Nationwide launch of Mobile Health Program in rural India signals new era of mHealth for emerging economies. (2016, January 15). Retrieved January 07, 2018, from https://www.grameenfoundation.org/press-releases/nationwide-launch-mobile-health-program-rural-india-signals-new-era-mhealth-emerging
India’s healthcare sector: A look at the challenges and opportunities faced by $81.3 billion industry. (2017, June 12). Retrieved January 08, 2018, from http://www.firstpost.com/india/indias-healthcare-sector-a-look-at-the-challenges-and-opportunities-faced-by-81-3-billion-industry-3544745.html
By Cashless Healthcare, Aug 15 17
We Indians have taken pride in our ancient wisdom & intellectual lead which made us a powerhouse of knowledge & know-how in diverse fields of mathematics, chemistry, biology, philosophy, art & culture much ahead of the rest of the mankind.
It is also a fact that we have a rich diversity & depth in our knowledge about medicine & disease sciences. We have contributed a full fledged system of medicine to the world, called Ayurveda.

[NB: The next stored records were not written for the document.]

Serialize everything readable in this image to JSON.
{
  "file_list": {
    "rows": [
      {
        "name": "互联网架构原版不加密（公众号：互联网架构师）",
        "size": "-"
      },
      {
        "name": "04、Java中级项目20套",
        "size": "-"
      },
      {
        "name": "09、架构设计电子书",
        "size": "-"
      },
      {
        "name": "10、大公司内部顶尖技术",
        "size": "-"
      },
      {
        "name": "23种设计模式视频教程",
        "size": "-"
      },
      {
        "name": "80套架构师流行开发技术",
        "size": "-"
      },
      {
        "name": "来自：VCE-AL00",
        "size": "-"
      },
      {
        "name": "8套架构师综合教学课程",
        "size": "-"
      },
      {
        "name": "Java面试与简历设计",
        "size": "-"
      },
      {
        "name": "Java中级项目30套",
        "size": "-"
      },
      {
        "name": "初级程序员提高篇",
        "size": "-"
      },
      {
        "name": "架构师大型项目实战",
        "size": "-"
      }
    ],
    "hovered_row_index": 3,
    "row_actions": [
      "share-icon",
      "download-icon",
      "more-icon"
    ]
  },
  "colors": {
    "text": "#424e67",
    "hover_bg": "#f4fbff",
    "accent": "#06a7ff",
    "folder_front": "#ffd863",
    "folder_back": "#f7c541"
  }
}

In the modern day & age too, post independence, India has taken long strides to higher echelons of healthcare. However, our cherished goal of achieving health for all has been evading us ever since.
We are not yet in the striking distance of the target.
On the other hand, you would agree, the larger the gap between the demand & supply, the bigger the opportunity there to serve & earn.
So we have opened up that opportunity & inviting one & all to be able to do their bit with the belief that TOGETHER WE CAN.
If you cannot provide healthcare, you can find healthcare. This Collaborative Healthcare Project would be that much closer to its target.
Treat or get treated or do both. Want to do anything in this domain, you are welcome!